Component data from apps and pages:
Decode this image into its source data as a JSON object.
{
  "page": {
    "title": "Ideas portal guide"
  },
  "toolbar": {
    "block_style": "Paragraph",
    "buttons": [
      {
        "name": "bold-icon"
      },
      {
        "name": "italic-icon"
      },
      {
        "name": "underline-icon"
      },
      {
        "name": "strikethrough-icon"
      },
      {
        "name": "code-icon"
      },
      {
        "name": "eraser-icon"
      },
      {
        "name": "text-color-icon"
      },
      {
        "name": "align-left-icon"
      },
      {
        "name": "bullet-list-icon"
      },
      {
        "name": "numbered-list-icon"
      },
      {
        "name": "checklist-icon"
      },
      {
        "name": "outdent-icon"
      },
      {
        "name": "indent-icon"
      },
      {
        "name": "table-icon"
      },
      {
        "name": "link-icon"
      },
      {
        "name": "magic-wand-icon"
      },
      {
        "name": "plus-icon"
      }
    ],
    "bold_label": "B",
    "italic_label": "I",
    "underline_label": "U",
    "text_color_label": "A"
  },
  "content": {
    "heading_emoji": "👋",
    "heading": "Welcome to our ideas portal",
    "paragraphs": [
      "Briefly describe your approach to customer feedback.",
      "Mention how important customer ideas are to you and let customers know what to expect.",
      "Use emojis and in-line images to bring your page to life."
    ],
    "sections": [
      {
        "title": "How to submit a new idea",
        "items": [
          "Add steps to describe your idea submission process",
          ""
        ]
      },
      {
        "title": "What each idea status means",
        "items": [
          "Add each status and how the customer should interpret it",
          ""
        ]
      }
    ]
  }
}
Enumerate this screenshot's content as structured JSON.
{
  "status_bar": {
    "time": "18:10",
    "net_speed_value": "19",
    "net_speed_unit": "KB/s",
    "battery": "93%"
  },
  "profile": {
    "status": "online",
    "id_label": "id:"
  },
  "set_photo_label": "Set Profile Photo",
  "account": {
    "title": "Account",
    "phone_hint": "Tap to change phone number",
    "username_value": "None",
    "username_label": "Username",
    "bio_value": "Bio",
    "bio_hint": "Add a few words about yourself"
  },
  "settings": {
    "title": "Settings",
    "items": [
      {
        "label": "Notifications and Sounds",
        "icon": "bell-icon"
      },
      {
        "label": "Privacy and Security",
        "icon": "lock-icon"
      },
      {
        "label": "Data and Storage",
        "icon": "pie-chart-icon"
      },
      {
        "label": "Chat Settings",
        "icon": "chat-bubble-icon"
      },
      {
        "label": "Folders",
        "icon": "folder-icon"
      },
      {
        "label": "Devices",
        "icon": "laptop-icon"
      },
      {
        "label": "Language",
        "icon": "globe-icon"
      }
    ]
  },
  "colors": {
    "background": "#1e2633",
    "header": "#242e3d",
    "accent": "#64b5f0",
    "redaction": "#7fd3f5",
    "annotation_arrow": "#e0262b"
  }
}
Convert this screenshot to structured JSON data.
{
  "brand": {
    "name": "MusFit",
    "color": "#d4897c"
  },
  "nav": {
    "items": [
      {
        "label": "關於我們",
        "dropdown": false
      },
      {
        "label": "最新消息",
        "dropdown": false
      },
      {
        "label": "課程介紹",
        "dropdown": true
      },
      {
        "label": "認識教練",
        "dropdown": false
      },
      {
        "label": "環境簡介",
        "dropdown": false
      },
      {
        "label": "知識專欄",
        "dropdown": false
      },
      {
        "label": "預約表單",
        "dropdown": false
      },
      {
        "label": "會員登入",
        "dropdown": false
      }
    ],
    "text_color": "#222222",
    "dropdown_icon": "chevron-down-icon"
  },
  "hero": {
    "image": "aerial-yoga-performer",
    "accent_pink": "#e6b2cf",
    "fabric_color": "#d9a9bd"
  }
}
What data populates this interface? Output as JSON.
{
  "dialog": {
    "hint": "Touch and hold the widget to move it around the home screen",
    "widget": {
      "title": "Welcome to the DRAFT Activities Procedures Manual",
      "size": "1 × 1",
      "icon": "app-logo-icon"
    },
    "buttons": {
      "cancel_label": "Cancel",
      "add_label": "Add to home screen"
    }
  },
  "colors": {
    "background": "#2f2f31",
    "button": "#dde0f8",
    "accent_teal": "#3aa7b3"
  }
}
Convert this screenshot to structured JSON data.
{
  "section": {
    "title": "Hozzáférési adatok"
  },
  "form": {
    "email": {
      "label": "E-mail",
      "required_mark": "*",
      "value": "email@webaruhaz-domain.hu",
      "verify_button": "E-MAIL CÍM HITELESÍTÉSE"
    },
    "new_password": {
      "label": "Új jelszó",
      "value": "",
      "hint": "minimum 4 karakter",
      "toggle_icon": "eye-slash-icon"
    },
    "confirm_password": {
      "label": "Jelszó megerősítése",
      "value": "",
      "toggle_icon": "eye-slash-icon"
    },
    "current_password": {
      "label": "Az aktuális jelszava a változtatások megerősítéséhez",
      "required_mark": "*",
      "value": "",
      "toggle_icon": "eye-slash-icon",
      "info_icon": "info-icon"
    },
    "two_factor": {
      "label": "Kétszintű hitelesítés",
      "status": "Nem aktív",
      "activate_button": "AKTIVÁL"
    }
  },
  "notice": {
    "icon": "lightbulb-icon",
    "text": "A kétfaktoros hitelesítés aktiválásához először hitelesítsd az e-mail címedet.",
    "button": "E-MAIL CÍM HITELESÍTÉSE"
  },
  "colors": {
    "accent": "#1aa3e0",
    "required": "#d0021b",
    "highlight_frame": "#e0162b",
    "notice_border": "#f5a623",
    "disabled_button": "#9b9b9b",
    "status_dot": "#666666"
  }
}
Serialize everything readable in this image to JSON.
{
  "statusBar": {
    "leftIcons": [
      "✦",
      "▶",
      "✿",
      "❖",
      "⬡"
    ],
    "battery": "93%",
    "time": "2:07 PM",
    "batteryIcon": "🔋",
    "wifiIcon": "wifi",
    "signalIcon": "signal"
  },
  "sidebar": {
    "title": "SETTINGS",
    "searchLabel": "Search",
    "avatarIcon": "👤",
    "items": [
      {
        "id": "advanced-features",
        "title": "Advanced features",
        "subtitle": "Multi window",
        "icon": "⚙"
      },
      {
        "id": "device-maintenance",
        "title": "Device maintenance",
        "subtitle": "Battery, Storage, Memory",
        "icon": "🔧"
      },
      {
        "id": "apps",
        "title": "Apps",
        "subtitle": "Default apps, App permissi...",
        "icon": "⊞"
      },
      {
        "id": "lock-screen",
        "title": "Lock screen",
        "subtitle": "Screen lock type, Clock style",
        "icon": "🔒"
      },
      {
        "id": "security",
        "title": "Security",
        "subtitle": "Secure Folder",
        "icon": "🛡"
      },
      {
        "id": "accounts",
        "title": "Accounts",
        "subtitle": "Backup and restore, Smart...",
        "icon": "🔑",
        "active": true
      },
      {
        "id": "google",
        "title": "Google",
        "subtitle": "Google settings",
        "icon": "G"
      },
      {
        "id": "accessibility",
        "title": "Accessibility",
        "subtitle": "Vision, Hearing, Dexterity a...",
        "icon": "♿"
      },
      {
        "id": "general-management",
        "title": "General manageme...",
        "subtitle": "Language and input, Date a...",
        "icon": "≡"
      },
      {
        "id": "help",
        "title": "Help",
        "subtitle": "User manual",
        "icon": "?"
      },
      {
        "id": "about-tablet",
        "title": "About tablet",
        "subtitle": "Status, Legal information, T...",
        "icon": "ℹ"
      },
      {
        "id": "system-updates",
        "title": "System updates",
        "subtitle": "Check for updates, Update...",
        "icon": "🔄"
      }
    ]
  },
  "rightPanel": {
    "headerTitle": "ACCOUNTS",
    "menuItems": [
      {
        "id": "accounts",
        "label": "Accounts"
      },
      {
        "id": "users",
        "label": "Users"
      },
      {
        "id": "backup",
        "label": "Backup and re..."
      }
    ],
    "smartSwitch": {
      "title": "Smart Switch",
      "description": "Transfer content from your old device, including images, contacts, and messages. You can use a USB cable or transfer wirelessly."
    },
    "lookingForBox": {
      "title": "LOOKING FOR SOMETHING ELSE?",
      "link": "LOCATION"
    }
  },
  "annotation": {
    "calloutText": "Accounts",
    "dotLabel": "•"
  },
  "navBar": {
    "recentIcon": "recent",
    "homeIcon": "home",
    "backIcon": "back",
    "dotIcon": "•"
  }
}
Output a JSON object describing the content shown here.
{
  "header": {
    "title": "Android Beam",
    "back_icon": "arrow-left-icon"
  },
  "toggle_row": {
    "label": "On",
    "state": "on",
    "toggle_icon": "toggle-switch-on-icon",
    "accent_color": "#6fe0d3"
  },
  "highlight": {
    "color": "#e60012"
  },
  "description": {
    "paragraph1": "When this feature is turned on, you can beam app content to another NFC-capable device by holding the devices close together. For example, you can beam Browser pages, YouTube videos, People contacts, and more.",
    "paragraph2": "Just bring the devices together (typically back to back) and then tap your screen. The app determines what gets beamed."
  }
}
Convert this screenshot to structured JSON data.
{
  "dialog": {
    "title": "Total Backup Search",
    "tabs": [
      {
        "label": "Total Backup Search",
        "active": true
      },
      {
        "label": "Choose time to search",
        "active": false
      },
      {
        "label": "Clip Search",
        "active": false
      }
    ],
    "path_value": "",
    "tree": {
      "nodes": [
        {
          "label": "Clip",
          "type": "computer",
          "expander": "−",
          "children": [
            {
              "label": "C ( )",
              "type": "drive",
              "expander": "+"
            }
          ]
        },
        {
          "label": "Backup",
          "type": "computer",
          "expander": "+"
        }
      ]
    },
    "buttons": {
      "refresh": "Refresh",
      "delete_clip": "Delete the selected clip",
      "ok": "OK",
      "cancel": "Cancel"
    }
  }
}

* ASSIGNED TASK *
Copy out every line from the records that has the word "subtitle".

* WRITTEN SOLUTION *
        "subtitle": "Multi window",
        "subtitle": "Battery, Storage, Memory",
        "subtitle": "Default apps, App permissi...",
        "subtitle": "Screen lock type, Clock style",
        "subtitle": "Secure Folder",
        "subtitle": "Backup and restore, Smart...",
        "subtitle": "Google settings",
        "subtitle": "Vision, Hearing, Dexterity a...",
        "subtitle": "Language and input, Date a...",
        "subtitle": "User manual",
        "subtitle": "Status, Legal information, T...",
        "subtitle": "Check for updates, Update...",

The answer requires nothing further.